Dr. Wang and his colleagues are not themselves foragers. However, they are working to scan the genome to look for the chains of biological events triggered by the toxins, as well as the molecules that prevent them. in Study published On Tuesday in Nature Communication, they report finding a promising molecule that appears to block some of the toxic effects of alpha-amanitine.
Researchers have for the first time used CRISPR, a gene-editing technology, to create human cells with thousands of specific genes knocked out, one by one. Then they doused the cells with alpha-amanitin and tracked which cells continued to thrive. They concluded that if cells’ life is more rosy when a specific gene is disabled, that gene may be involved in fighting off the toxin. They narrowed down one gene, STT3B, that seemed particularly important for toxicity.
Next, the researchers used computer modeling to search for FDA-approved compounds that might inhibit STT3B, and came up with 34 potential drugs. All but one fell through further tests on the cells.
The remaining compound, called indocyanine green (ICG), is a dye widely used to take pictures of liver and heart function. When Dr. Wang and his team injected the toxin into mice, followed by ICG, the animals’ recovery improved and liver damage decreased dramatically.
“The exact mechanism is still unknown,” said Dr. Wang. But his team’s work so far suggests that the STTB3 gene somehow helps alpha-amanitin enter cells, and that ICG inhibits this step.
“It’s an amazingly beautiful leaf,” said Ann Pringle, a mycologist and geneticist at the University of Wisconsin, Madison, who has studied death caps for 20 years. “They do such an incredible amount of work and end up with this premise that they’ve found an antidote.”
Whether the compound will work in people remains to be seen, Dr. Pringle said, but it’s a good starting point. “I love that they took it all the way to a mouse model,” she said, “because that’s a lot more than what I’ve seen with some of these other ideas that have come and gone.”
The effectiveness of ICG also depends on the interval between injecting the toxin and receiving the drug; Potential cure is diminished if given after more than four hours.
Often, people don’t know they’ve eaten a poisonous mushroom like death’s cap until eight or more hours later because they don’t feel sick until then, Dr. Delaney said. After experiencing some severe gastrointestinal symptoms, people undergo two to three days in which they feel much better. But all the while, the poison continues to cause damage.
Dr. Delaney is part of a global network of experts who run a Facebook group called Poison help. Identify the contingency of mushrooms and plants.
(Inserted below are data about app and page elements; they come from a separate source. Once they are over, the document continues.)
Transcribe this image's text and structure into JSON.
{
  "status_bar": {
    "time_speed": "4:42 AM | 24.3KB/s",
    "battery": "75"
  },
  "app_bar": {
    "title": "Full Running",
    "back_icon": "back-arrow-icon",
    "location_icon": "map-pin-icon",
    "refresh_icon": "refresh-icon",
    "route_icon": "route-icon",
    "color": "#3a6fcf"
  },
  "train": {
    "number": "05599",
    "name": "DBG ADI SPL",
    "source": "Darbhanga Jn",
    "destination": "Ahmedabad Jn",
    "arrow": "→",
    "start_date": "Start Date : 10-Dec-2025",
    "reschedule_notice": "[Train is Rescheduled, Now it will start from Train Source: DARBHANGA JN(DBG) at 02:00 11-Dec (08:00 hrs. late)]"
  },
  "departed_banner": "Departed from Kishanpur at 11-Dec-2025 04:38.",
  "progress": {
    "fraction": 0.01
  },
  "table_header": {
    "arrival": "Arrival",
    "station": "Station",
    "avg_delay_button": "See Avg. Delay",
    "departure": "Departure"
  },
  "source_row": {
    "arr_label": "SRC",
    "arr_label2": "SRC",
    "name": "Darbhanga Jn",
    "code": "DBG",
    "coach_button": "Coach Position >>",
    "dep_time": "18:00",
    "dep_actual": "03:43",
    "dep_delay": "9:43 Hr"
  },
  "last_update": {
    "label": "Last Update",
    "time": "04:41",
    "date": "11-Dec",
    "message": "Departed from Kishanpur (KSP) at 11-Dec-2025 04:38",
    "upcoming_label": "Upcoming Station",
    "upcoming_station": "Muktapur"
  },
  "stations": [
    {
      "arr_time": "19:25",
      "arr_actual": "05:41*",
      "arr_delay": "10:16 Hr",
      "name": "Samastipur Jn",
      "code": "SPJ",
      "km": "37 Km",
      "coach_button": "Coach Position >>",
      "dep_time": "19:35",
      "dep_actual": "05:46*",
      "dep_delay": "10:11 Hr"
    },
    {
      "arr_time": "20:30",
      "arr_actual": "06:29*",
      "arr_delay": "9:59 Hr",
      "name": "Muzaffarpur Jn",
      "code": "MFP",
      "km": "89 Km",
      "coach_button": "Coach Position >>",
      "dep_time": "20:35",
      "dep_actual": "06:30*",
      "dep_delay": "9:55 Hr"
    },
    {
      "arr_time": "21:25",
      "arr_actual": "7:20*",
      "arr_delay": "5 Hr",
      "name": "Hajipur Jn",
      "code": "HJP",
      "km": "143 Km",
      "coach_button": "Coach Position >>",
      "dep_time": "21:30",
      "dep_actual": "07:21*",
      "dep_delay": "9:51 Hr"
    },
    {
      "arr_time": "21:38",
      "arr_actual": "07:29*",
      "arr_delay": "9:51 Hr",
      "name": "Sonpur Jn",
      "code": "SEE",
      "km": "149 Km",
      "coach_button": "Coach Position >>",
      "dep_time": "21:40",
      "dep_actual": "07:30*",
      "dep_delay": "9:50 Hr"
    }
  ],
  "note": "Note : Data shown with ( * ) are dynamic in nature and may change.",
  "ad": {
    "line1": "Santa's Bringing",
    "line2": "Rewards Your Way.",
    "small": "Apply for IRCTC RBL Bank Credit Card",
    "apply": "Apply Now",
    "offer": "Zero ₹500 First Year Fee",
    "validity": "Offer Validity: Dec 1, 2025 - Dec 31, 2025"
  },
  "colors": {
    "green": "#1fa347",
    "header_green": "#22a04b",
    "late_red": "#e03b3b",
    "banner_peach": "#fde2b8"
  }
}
People ask the group to identify death caps or related mushrooms. Last year, he remembers, a boy told his relatives that he had eaten a marshmallow he found in the yard. The family realized what had happened, took him to the emergency room, and asked the Facebook group to identify the mushroom. Knowing what it was, the doctors provided proper care and the boy recovered.
“We are really good at quickly identifying Amanitas and almost always provide responses within 15 minutes,” he said.
Treatment or not, Dr. Delaney said, “early knowledge that someone has taken one of these medications is absolutely essential.”